Our Silence Is Complicity (2014)
Today’s Students Suffer Behind Closed Doors
SYNOPSIS: “Fat, a joke, a low life”—these and other taunts are tossed out, at times simply for fun, to get a laugh, or to garner a brief moment of fame for others. “They do it behind your back and not to your face,” confesses one student in Our Silence Is Complicity (2014), a documentary directed by bullying prevention expert and author Gabriella van Rij [pronounced “Ray”].
In another scene, we see a seven-year-old boy making a noose with the help of his Smartphone. These and other striking images put a face on the effects of bullying when unchecked. Faced with a daily hell in the form of verbal abuse and cyber torment, some students have chosen suicide as a means of escape. Others turn to cutting and other personally harmful behavior.

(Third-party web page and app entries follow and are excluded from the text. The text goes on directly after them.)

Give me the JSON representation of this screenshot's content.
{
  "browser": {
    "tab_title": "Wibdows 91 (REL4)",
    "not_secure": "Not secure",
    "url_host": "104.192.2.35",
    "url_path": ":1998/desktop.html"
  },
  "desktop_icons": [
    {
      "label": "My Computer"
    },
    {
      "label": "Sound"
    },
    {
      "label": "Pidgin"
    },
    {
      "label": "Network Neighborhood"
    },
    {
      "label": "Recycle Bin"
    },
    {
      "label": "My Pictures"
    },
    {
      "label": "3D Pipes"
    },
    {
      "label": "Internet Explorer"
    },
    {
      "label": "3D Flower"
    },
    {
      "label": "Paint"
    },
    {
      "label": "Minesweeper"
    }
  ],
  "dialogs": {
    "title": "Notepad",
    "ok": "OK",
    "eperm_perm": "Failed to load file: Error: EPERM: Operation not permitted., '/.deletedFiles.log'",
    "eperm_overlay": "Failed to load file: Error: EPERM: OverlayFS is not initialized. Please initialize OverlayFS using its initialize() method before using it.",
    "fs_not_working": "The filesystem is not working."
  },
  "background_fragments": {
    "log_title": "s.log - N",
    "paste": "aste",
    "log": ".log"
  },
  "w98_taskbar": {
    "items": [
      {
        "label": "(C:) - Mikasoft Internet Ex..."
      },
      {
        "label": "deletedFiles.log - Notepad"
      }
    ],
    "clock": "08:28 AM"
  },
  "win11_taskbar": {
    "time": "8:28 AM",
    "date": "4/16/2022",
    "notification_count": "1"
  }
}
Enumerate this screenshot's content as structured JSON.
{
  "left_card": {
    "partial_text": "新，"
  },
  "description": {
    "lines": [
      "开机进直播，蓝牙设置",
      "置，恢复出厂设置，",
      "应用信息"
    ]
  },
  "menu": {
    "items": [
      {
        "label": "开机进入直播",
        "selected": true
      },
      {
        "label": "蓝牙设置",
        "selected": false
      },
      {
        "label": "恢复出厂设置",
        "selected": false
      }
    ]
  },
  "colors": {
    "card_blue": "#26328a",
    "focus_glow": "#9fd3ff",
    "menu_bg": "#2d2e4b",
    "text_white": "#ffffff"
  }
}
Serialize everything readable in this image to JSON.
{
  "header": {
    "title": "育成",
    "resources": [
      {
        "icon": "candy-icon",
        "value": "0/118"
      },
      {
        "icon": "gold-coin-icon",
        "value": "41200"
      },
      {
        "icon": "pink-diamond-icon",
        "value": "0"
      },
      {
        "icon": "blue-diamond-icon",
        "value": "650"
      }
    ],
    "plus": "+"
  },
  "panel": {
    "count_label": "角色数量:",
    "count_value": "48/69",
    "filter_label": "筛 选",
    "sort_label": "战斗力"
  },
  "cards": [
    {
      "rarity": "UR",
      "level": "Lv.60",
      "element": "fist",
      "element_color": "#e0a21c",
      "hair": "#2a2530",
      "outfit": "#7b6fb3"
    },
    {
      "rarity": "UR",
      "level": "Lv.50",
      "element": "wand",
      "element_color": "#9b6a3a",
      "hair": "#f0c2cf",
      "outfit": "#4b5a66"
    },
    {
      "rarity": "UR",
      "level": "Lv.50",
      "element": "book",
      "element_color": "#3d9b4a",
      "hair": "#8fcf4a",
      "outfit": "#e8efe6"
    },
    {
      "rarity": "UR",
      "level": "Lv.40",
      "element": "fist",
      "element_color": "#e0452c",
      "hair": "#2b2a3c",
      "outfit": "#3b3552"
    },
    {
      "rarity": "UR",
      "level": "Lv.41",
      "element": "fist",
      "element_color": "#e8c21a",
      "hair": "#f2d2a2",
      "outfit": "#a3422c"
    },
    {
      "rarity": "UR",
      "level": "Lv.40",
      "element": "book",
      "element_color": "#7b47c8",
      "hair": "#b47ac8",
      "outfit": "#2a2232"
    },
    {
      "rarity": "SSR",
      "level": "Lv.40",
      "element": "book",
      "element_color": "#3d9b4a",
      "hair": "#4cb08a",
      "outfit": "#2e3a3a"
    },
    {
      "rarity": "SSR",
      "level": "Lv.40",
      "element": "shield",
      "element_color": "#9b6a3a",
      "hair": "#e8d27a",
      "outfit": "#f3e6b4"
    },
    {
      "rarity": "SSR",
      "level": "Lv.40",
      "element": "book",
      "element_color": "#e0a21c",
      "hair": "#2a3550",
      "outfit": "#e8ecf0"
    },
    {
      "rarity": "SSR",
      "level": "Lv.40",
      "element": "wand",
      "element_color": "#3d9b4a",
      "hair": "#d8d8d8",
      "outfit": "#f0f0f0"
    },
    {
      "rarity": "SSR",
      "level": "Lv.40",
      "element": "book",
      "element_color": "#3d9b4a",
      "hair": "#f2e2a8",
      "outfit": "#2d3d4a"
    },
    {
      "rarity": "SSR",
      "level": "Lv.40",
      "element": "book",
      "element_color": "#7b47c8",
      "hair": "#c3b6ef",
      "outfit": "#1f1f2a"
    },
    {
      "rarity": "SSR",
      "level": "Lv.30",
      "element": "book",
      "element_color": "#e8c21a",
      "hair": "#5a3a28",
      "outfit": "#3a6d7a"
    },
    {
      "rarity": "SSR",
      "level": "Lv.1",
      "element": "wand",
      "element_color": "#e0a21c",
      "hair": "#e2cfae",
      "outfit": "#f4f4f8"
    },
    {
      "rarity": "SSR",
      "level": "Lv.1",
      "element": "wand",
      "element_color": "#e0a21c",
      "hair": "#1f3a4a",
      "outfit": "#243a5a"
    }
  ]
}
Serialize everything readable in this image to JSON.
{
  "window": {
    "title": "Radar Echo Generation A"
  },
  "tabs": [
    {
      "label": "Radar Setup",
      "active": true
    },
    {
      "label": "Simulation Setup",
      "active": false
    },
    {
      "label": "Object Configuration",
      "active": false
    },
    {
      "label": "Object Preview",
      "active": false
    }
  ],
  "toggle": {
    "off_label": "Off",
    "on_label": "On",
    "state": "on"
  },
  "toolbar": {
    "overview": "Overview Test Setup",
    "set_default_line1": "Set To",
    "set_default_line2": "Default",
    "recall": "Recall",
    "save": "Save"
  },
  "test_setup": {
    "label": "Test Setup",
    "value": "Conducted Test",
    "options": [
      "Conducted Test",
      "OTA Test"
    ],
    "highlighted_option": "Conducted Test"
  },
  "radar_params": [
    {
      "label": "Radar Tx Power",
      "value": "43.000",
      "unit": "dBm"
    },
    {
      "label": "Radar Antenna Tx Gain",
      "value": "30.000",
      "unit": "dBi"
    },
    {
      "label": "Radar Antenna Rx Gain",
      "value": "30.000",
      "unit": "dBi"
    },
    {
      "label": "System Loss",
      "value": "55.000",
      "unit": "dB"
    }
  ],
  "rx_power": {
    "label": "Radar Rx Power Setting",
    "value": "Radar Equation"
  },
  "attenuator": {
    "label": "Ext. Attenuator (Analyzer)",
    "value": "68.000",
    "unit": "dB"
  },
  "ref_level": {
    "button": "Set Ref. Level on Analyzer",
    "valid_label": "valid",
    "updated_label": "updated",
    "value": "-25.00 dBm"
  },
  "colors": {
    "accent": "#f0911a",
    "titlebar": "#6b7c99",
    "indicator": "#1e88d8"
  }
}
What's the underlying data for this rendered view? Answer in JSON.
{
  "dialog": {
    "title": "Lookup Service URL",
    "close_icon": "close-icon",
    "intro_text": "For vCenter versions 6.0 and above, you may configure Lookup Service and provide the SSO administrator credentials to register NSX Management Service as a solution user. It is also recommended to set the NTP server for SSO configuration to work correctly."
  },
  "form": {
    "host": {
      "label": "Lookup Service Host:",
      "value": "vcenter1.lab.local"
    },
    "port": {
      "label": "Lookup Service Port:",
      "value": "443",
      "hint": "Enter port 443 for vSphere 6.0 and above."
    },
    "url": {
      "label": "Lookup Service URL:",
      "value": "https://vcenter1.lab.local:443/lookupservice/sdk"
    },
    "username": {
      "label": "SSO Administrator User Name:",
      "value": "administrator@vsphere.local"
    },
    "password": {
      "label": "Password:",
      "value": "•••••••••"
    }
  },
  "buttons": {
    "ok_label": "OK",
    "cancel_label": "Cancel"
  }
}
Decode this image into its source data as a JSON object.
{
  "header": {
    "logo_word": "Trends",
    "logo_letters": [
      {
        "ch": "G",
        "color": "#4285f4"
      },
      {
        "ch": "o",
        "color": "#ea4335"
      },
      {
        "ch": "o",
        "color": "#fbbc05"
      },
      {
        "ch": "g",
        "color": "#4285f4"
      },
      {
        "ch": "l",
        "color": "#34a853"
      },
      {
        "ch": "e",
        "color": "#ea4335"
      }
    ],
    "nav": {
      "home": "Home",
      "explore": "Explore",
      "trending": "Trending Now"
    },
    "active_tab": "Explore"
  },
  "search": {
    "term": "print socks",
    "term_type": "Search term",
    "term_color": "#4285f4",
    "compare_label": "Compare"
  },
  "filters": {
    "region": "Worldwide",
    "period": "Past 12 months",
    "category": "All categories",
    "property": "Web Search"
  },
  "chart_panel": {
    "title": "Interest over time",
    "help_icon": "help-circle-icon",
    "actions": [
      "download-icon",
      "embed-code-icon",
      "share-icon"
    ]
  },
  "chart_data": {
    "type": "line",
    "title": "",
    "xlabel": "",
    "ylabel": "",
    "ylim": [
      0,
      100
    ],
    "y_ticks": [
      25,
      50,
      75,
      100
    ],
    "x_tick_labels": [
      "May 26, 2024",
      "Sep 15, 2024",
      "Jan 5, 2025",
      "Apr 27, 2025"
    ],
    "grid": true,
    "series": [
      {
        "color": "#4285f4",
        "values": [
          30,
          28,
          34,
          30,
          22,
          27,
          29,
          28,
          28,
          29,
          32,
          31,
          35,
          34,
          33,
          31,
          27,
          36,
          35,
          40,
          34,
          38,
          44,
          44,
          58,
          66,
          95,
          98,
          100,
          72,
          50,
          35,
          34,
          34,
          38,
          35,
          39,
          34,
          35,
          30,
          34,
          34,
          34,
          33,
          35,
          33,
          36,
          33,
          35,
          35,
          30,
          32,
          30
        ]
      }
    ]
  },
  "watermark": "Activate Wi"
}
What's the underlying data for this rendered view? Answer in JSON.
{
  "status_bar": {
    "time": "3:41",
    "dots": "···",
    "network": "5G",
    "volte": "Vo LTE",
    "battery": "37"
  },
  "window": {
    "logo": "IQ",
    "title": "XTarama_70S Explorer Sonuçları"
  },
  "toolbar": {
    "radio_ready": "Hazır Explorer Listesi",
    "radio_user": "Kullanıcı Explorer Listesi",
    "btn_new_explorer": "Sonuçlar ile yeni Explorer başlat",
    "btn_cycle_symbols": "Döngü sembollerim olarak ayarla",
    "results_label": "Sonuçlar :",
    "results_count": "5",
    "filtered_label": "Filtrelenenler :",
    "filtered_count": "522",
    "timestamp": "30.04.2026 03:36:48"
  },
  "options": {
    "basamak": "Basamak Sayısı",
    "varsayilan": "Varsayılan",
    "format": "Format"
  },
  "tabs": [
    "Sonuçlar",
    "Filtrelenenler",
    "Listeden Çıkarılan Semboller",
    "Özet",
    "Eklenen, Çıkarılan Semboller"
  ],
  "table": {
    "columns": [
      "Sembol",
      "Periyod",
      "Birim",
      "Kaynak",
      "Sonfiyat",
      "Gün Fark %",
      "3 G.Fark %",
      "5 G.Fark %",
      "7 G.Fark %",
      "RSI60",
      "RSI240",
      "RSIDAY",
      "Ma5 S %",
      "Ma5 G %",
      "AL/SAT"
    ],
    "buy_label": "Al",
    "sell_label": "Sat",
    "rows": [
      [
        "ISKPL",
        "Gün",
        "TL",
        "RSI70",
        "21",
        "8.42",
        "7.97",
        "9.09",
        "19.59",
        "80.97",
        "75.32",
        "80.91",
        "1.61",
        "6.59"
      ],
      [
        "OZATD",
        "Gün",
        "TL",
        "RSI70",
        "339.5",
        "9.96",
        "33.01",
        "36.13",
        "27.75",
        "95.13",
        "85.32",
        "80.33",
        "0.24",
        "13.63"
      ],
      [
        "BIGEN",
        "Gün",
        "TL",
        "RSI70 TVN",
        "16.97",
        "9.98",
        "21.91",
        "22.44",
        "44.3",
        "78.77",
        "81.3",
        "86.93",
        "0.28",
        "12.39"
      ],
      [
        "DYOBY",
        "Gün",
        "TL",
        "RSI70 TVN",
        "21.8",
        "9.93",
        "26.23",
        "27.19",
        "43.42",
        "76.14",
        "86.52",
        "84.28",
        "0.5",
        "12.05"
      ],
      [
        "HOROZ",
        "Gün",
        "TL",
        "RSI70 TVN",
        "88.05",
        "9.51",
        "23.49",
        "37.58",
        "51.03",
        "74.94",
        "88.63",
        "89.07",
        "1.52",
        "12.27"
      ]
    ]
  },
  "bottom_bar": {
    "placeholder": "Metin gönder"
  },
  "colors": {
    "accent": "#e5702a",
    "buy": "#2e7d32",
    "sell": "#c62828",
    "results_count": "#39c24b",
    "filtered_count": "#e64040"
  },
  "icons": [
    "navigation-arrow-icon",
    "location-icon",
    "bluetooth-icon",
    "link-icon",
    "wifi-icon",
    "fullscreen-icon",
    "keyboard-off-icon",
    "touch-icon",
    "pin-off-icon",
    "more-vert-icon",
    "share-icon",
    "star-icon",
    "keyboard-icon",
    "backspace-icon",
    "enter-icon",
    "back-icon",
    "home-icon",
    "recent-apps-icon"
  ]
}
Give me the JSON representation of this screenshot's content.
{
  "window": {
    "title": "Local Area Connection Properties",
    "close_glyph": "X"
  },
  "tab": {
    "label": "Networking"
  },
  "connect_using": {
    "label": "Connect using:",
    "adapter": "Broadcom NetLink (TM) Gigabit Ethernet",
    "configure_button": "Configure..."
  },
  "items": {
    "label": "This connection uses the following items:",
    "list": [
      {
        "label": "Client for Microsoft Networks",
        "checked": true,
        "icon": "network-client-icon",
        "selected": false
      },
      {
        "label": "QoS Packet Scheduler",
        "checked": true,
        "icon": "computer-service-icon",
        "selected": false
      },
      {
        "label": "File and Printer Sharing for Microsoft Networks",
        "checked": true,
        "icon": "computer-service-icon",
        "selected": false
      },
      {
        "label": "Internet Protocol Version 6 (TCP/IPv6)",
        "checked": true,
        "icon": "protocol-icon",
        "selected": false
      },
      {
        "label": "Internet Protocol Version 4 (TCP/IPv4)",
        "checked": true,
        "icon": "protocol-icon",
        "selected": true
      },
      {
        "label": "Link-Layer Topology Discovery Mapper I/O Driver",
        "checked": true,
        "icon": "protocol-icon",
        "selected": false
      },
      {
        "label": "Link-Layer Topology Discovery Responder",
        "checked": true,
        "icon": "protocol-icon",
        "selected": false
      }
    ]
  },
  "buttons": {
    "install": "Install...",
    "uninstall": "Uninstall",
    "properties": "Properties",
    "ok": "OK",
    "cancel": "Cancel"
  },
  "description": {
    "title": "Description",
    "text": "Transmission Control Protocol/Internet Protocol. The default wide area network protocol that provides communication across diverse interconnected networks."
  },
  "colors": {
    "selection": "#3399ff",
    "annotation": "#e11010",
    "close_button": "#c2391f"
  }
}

Through interviews with students and parents, Gabriella provides a startling glimpse of the emotional and mental minefield that students are tasked with surviving, all of which is magnified by our increasingly social media-driven world, where hurtful words can be spread a thousand fold. “Nobody strikes another coming from a positive place” says Gabriella. “Students have the ball of Human Kindness in their hands. They can be the difference. They just need a nudge from us.”
Gabriella is small but mighty. She has a great story to tell and is really passionate about helping others and empowering the world to be a kinder place.
—Jennifer Verscha. Illinois
Hearing Gabriella and the firsthand account of parents that have suffered as a result of their child being bullied brought on a guttural feeling of pain and empathy. We think that bullying is just a few words. We tell our kids to be strong. “Sticks and stones will break my bones but words will never hurt me.” How wrong I was.–Pat Brown. Davenport, Iowa
Hear Me Now (2015)
Produced by Bill Cornelius, Zac Adams, Steven C. Knapp, Mike Stryker
Gabriella’s anti-bullying expertise is featured in Hear Me Now (2015).
SYNOPSIS: “Hear Me Now” strives to become the quintessential anti school bullying documentary to change and save the lives of those who have experienced bullying.
It encourages reassurance that there is a light at the end of the tunnel, and that those experiencing bullying are not alone.
It focuses on harsh realities and the positive steps that are being taken to raise awareness and prevent school bullying.
Shot through a series of moving testimonials and poignant reenactments, “Hear Me Now” is sure to reach into the hearts and minds of many.
“Hear Me Now” features compelling and informative on-camera interviews with Columbine survivor Craig Scott, anti-bullying activist Kirk Smalley, who tragically lost his son to suicide, and dozens who have been affected by bullying and continue to be affected, giving viewers a candid look inside the world of bullying and the inspiration to find hope amidst the darkness. Director Bill Cornelius speaks about the film: “The inspiration came from my own personal experiences with bullying when I was in middle school. Like many, those experiences had a lasting impact on my life,” he mentions. “Since then, I’ve wanted to leverage my work in the film industry to help those dealing with the same issues that I once dealt with.”
Surprisingly, although bullying is a huge problem in many schools, the producers found that institutions were reluctant to participate in the production.
“Bullying seems to be a very taboo subject for many American schools and, unfortunately, they feel the best course of action is to sweep the issue under the rug with hopes that it goes away,” Cornelius states. “We found that the schools that were very open and receptive to us all had some form of anti-bullying program in place, which I think is very telling.”